The threat remains persistent as the regional instability in Mali and Niger contribute to increased vulnerabilities in Burkina Faso.
For more information, please review OSAC’s Report, “Kidnapping: The Basics.”
The Burkinabe law enforcement authorities take extra measures to protect Westerners and international business interests. However, Burkinabe law enforcement practices, procedures, and expertise often fall below the standards expected in developed countries.
How to Handle Incidents of Police Detention or Harassment
U.S. citizens are advised to call the U.S. Embassy immediately and speak with the Consular Officer or Duty Officer if they have been detained or harassed by local police. Consular officers can help Americans understand the local criminal justice process and find an attorney if needed.
Crime Victim Assistance
National Police, 2530-6383, 2530-7100, or 17
Gendarmerie, 2530-6271 or 16
You may also dial 10-10, which will connect to the Ministry of Security. They will dispatch the appropriate law enforcement entity, but English comprehension may be limited.
Fire Department: 18
Ambulance Service: 18, 2530-6644, or 2530-6645
Contact Information for Available Medical Services
For medical assistance, please refer to the Embassy’s Medical Assistance pages for Ouagadougou and Bobo-Dioulasso.
Available Air Ambulance Services
SOS Medecins Senegal
Contact Person: Dr. Massamba Diop
Address: Baie de Soumbedioune
Rue 62 x64, BP 731, Dakar
Emergency/Office Phone: 00221-33889-15-15
Probable Response time: 6 hours
Country-specific Vaccination and Health Guidance
For more information, please refer to OSAC’s Reports, “Traveling with Medications and “I’m Drinking What in My Water?.”
Burkina Faso is a malaria-endemic country. Travelers should ensure they have adequate chemoprophylaxis.
The CDC offers additional information on vaccines and health guidance for Burkina Faso.
OSAC Country Council Information
The Regional Security Office (RSO) re-launched the OSAC program in Ouagadougou in December 2017. Interested private-sector security managers should contact OSAC’s Africa team with any questions.
U.S. Embassy Location and Contact Information
Embassy Address and Hours of Operation
The U.S. Embassy Ouagadougou is located at Secteur 15, Ouaga 2000 Avenue Sembène Ousmane, rue 15.873, southeast of the Monument aux Héros Nationaux.
Hours of operation: Mon-Thurs, 0730-1700 and Fri, 0730-1230, excluding U.S. and local holidays.
Embassy Contact Information
Switchboard: (226) 25-49-53-00
After-Hours Duty Officer: (226) 7720-2414
The Embassy strongly recommends that U.S. citizens enroll in the Department of State’s Smart Traveler Enrollment Program (STEP). STEP enrollment gives you the latest security updates, and makes it easier for the U.S. Embassy or nearest U.S. consulate to contact you in an emergency.
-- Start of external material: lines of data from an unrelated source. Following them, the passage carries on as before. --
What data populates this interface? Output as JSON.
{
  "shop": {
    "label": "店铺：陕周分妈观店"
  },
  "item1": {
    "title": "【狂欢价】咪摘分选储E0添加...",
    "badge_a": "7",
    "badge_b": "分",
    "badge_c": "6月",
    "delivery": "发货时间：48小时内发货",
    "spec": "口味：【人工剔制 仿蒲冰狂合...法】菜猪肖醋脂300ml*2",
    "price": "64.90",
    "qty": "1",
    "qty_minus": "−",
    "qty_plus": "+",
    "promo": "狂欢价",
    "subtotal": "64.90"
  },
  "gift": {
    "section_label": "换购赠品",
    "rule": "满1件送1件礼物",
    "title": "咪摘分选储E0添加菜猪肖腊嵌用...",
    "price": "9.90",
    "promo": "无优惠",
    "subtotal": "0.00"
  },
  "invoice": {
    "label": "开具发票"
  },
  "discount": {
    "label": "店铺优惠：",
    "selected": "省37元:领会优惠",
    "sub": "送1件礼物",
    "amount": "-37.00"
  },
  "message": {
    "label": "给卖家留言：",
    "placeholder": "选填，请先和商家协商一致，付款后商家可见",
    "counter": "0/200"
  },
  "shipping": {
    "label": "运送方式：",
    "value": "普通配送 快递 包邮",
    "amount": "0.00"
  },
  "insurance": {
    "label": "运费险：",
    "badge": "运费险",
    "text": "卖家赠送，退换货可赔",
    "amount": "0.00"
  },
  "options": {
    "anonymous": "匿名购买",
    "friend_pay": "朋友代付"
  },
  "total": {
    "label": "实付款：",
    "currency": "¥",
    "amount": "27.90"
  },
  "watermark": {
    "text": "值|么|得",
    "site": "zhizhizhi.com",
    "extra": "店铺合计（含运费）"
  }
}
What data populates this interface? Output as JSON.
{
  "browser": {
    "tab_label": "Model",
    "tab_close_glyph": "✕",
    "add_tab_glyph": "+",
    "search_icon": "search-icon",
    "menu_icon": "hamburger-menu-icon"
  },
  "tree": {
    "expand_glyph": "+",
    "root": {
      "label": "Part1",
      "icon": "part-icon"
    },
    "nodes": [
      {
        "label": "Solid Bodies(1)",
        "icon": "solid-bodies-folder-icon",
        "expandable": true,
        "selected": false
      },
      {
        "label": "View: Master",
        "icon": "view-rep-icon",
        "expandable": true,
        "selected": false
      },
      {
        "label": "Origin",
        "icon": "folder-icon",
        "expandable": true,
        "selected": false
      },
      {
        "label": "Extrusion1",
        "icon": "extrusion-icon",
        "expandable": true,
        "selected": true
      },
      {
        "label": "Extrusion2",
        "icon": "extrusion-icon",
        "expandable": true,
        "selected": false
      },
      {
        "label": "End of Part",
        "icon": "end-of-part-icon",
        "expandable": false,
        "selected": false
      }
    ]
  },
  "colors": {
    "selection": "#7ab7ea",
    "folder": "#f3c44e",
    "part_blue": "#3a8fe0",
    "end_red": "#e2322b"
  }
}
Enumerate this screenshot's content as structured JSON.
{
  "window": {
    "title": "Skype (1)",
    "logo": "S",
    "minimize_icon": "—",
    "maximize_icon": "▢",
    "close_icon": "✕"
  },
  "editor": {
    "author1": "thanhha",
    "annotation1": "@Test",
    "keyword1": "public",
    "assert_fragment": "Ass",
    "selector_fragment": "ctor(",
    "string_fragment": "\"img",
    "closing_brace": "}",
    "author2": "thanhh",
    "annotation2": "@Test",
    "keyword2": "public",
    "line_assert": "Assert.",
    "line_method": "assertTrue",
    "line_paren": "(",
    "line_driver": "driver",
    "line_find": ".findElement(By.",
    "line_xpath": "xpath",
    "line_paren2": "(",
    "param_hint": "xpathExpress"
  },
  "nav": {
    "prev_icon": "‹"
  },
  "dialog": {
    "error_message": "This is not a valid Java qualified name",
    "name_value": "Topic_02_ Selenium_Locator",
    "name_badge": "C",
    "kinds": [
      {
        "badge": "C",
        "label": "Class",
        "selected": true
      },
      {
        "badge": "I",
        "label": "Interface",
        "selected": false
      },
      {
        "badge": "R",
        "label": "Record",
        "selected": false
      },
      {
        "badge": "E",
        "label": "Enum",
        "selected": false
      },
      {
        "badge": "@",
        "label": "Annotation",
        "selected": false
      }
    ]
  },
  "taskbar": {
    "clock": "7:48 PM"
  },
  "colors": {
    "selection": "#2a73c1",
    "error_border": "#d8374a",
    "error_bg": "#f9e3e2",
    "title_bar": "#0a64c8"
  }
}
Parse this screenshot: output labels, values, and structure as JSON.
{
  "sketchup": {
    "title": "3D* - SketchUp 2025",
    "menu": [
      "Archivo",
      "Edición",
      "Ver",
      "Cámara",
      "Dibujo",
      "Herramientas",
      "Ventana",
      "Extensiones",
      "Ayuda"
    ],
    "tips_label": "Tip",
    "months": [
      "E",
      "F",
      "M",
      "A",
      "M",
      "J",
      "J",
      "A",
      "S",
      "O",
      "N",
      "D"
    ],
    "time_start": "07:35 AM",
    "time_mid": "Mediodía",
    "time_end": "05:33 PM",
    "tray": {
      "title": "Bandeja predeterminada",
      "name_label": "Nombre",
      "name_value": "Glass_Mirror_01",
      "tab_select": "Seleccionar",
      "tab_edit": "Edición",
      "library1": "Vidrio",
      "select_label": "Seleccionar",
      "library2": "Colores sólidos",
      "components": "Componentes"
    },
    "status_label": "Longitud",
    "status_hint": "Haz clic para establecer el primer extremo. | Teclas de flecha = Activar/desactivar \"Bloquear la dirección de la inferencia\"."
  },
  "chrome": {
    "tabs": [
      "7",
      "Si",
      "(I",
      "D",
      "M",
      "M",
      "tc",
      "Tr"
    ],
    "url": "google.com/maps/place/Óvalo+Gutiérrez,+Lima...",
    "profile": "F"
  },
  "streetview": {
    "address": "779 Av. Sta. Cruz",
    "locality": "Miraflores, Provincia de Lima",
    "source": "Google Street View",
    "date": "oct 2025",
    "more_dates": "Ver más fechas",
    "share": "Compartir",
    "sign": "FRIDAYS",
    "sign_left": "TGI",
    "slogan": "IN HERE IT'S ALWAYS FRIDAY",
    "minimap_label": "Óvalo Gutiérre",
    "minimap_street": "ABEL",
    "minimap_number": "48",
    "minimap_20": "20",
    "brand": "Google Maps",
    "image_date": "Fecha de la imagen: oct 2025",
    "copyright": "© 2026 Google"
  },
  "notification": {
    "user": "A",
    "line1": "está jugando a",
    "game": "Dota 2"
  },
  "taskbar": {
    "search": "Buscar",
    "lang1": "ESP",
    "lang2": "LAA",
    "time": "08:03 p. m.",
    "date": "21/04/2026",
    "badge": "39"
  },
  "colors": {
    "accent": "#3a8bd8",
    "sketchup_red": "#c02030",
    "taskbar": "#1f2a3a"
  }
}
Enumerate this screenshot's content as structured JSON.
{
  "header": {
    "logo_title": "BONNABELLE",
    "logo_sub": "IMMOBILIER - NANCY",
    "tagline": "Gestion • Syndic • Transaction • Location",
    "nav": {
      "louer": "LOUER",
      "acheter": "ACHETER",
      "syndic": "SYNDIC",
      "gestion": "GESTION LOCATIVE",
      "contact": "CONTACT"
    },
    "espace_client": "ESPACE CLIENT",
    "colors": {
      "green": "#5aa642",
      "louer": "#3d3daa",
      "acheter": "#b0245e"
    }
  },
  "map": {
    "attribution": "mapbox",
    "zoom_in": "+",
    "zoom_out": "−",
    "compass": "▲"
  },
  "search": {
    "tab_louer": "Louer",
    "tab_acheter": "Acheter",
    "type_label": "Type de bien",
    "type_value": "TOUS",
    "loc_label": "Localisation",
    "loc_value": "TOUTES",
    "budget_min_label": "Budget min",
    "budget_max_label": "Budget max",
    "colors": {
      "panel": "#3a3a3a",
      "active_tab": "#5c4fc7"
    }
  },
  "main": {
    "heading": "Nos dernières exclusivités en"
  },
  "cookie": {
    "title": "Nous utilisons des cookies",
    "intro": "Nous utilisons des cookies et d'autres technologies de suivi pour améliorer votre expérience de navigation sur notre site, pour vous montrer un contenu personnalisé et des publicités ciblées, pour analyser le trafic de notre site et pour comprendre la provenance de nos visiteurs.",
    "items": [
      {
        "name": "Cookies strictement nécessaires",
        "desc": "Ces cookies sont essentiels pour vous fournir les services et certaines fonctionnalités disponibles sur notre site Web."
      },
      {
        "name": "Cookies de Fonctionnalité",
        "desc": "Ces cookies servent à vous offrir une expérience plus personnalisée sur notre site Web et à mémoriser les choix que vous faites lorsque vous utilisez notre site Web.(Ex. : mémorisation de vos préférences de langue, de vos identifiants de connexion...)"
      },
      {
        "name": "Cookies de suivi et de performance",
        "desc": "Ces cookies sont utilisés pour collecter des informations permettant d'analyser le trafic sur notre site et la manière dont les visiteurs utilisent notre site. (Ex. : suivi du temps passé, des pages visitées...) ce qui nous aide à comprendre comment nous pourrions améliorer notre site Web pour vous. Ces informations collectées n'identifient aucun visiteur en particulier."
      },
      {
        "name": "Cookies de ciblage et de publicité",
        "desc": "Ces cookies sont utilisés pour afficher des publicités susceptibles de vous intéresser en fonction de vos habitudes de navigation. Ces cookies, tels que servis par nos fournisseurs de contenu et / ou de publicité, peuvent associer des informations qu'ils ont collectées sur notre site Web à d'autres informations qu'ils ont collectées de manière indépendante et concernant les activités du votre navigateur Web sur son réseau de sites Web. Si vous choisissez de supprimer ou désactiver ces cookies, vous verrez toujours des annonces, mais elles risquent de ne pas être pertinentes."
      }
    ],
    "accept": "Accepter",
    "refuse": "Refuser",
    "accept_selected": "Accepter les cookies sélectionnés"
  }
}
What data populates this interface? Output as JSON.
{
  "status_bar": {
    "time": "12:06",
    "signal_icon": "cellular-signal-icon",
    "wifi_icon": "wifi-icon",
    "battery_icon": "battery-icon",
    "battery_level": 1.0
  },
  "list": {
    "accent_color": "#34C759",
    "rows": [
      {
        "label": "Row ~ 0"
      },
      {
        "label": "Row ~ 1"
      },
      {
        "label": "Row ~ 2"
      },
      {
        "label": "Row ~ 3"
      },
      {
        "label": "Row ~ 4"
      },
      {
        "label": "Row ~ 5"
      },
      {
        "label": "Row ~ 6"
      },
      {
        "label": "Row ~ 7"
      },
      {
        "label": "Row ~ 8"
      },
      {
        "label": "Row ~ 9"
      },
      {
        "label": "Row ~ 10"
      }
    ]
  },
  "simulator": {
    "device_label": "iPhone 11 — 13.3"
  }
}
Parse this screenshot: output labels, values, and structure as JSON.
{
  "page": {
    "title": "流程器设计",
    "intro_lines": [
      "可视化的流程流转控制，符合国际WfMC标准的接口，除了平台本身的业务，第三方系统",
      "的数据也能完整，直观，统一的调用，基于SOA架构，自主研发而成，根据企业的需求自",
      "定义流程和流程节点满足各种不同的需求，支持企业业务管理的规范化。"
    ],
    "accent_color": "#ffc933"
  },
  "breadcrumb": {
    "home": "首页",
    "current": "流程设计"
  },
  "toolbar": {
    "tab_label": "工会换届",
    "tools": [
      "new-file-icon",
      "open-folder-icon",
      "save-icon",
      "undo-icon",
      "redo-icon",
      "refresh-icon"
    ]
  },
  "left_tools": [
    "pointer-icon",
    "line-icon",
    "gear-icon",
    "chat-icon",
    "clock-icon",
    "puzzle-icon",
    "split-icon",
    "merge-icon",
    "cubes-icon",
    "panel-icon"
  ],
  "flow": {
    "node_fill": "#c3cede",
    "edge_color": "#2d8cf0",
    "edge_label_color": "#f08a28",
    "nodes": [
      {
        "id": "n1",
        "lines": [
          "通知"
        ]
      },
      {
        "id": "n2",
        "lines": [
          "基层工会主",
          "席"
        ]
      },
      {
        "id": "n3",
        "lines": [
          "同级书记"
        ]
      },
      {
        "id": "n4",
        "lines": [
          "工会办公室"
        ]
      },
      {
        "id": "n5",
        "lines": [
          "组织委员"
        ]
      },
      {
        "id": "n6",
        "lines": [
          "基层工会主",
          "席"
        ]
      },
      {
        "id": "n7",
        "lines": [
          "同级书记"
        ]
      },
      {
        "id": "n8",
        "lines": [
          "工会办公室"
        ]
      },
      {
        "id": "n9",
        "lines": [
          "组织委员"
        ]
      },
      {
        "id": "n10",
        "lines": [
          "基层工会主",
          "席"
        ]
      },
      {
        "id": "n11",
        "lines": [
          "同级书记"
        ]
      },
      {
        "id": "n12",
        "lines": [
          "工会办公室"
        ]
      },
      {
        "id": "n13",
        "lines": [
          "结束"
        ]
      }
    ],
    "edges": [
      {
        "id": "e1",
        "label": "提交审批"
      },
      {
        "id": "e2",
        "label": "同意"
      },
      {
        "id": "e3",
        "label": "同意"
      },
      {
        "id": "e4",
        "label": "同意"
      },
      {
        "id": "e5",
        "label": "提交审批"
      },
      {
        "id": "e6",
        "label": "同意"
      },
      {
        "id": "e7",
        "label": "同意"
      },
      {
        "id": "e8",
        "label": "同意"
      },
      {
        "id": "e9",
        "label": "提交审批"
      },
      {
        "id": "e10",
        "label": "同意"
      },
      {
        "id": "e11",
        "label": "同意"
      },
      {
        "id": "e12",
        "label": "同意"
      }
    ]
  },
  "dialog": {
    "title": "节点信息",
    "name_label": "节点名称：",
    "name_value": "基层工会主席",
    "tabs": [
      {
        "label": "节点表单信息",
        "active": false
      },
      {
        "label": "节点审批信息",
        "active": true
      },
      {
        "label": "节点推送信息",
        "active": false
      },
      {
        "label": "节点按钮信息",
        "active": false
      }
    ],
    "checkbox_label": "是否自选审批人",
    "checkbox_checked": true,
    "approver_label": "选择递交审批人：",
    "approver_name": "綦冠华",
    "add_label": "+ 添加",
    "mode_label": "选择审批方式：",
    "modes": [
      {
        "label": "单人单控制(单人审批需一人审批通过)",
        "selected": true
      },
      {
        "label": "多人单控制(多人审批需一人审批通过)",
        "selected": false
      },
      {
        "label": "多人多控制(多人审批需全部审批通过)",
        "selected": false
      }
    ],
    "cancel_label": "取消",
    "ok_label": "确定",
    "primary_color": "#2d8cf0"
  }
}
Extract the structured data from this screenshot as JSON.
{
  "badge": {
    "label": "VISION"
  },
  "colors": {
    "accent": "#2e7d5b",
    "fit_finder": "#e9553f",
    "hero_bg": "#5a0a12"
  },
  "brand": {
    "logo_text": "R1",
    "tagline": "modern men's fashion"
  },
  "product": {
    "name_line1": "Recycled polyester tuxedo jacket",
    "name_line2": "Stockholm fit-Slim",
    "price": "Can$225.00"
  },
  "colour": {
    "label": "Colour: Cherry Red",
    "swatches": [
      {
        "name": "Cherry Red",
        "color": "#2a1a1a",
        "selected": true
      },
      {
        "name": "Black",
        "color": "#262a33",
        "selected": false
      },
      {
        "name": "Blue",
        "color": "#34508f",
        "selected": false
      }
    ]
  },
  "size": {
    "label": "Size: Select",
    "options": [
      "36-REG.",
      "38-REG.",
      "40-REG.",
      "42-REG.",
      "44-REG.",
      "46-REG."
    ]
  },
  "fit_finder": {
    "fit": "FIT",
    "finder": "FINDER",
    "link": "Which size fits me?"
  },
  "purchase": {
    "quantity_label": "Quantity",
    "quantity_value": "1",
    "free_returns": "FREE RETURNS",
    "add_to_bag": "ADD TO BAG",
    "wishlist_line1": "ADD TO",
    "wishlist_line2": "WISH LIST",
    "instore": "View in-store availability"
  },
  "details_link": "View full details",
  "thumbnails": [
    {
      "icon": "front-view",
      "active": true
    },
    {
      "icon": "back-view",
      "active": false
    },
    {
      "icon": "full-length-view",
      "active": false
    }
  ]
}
Enrollees should remember to keep all information in STEP up-to-date, particularly their current phone number and e-mail address.
Burkina Faso Country Information Sheet